Q: When and how did the Michigan Wheat Program begin?
A: The state’s wheat farmers petitioned the Director of the Michigan Department of Agriculture and Rural Development (MDARD), Keith Creagh to establish a check-off program on wheat grown in Michigan. The petitions were received by MDARD in February 2011. Hearings were held in Frankenmuth and Lansing and it was determined by MDARD there was enough interest to hold a referendum vote of the state’s wheat farmers. The vote was held in June of 2011. In order for the Michigan Wheat Program (MWP) to be approved a majority of those voting and the majority of the production represented on the ballots by those voting, had to assent to the formation of the program. The MWP was approved by the state’s wheat farmers in June 2011 and the referendum results were announced in July 2011.
Q: Who is the leadership of the Michigan Wheat Program?
A: Wheat farmers interested in serving on the board and setting the direction of the program completed the process of gathering petition signatures and submitting their applications to the Governor’s Appointments Office for consideration of a board appointment. The board, comprised of 8 growers from across the state and one representative from the Milling Industry, was appointed in November 2011. They held their first meeting in December 2011.
Q: What wheat is assessed?

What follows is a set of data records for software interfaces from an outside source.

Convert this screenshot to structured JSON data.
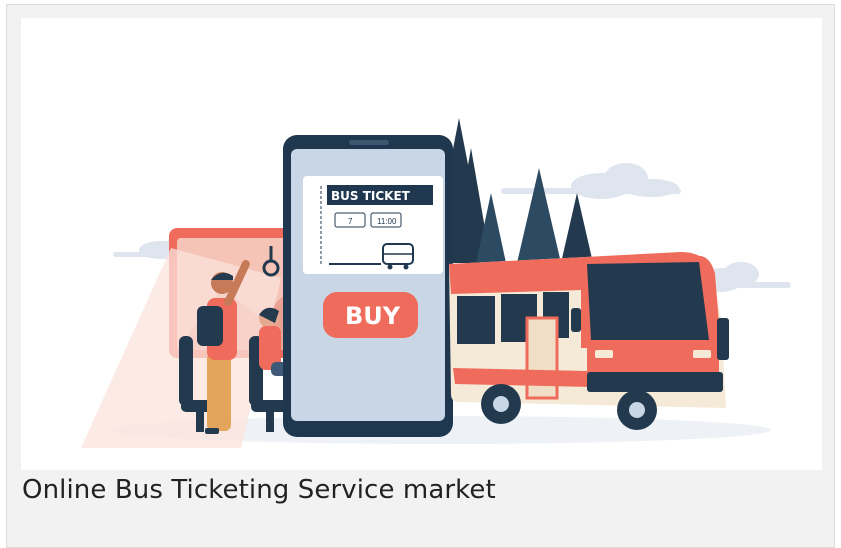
{
  "illustration": {
    "ticket_title": "BUS TICKET",
    "ticket_field_1": "7",
    "ticket_field_2": "11:00",
    "buy_button_label": "BUY",
    "colors": {
      "phone_body": "#20384f",
      "phone_screen": "#c8d6e5",
      "buy_accent": "#ef6b5c",
      "bus_red": "#ef6b5c",
      "bus_cream": "#f5ead8",
      "tree_dark": "#233a4e",
      "cloud": "#dfe5ee"
    }
  },
  "caption": {
    "text": "Online Bus Ticketing Service market"
  }
}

A: Both red and white wheat are assessed, as is seed wheat. As further defined in the program, “Wheat means and includes the grain from all kinds and varieties of wheat grown in this state.”
Q: Do the funds come from the first purchaser or the grower and how many times is the bushel assessed?
A: The assessment funds are subtracted from what the first purchaser pays the grower and they are submitted by the first purchaser to the Michigan Wheat Program or submitted through Michigan Crop Improvement for certified seed to the Michigan Wheat Program on behalf of the grower. Each bushel of wheat is assessed only once.
Q: When is the wheat assessed?
A: The assessment funds are subtracted from what the first purchaser pays the grower and that is at the time of payment to the grower. For certified seed wheat since there are so many individual growers, Michigan Crop Improvement will also be collecting assessments for the seed they certified unless other arrangements are made.
Q: What is the timeline for seed wheat assessment?
A: Per the program, the assessment shall be collected by the first purchaser or Michigan Crop Improvement and submitted by December 1 each year. All seed wheat received by October 31, 2012 must be remitted by December 1, 2012. Since there will be seed wheat sales after the December 1 deadline, the board has also set up a deadline of January 1, 2013 for seed wheat received on or after November 1.
Q: What is the value of the wheat that is assessed?
A: Each bushel of wheat and seed wheat received by an elevator, processor or first purchase on or after May 1, 2012 is assessed one half of one percent (.005) of the net value of the wheat. Seed wheat net value was determined by the board. It is the average September price for wheat on the CBOT November 2011 to April 2012 adjusted for bases (.95). (e.g. $6.74 x .95 = $6.41). Each bushel shall be assessed only once and the assessment comes out of the payment to the producer, as the producers voted in the assessment program. The board set price of $6.41 is assessed at the rate of .005, so it is figured by taking the price $6.41 x .005 = 3.2 cents per bushel assessment.
Q: Does the assessment rate change?
A: The Michigan Wheat Program Board of directors sets the assessment rate annually. The assessment rate will not exceed 1/2 of 1% (.005). The assessment for seed wheat will be based on the volume of clean seed sold, valued at a price determined by the Michigan Wheat Program board by June 1 of each year.
Q: What if I do not send in the assessment on time?
A: A 1% late payment fee (compounded monthly) is required to be included with the initial remittance, when it is overdue. We have furnished you with remittance forms and preaddressed envelopes designed to facilitate on time payments.
Q: May I pay our assessment electronically?
A: At this point, electronic payment is not an option. Contact the Michigan Wheat Program if you are interested and the option will be further explored based upon interest.
Q: What about wheat and seed wheat I buy that was raised in another state/country?
A: The Michigan Wheat Program was developed under Michigan law, so it only covers wheat and seed wheat grown in Michigan no matter where it is sold. It does not cover wheat and seed wheat grown in other states.
Q: Who do I make my assessment check payable to?
A: Make payment to the: Michigan Wheat Program and mail to Michigan Wheat Program, P.O. Box 25065, Lansing, MI 48909.
Q: Is there an organic wheat exemption?
A: No, there are no organic exemptions for the wheat check off. All wheat and seed wheat grown in Michigan and sold is checked off.